The Animals first take the sting out of this is by splitting up their song into two separate build-ups, with the fifth verse (2:25) dropping back to the arrangement of the third (1:19) in order to reclaim some arrangement ‘headroom’ for bolstering the remaining verses. The transformation of the fourth verse into a climactic instrumental (with the organ solo’s ornamentations blurring our memory of the lead melody) plays a key role in the success of this dodge, as I see it, because the dramatic impact of the vocal’s return in verse five helps offset any loss of energy that the textural thinning incurs. Alongside these broad brush strokes, though, there’s plenty of subtler stuff too. The second verse pushes the lead vocal up an octave, for instance, as well as adding sustained organ chords that are intensified for verse three with the Vox Continental’s vibrato switch. Verse four brings not only the solo’s frenzied rhythmic figurations, but also a switch from the guitar’s arpeggiations to more powerful strumming.

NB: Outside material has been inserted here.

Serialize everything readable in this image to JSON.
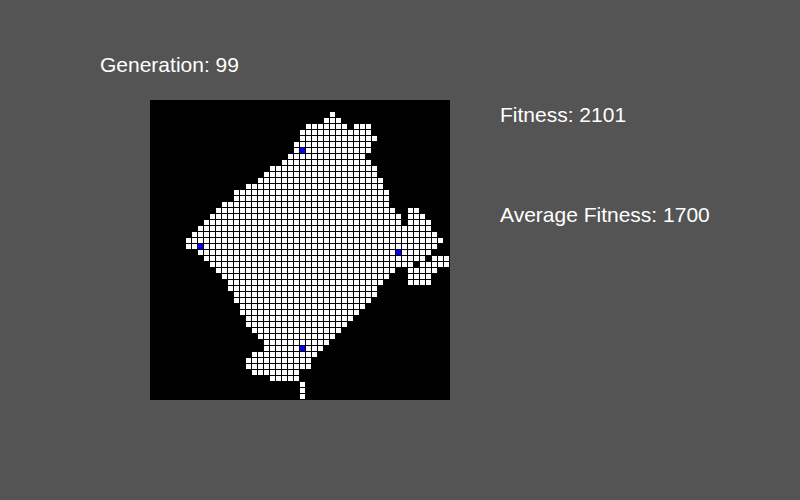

Despite all these good things, though, I think the arrangement actually peaks a verse too early, with verse seven unable to top the intensity of the previous verse’s strummed guitar and extra kick-drum eighth notes. Personally, I wish John Steel had delayed his new kick-drum pattern until the final verse, because I reckon the guitar strumming would have provided the step up from verse five on its own. Mike Senior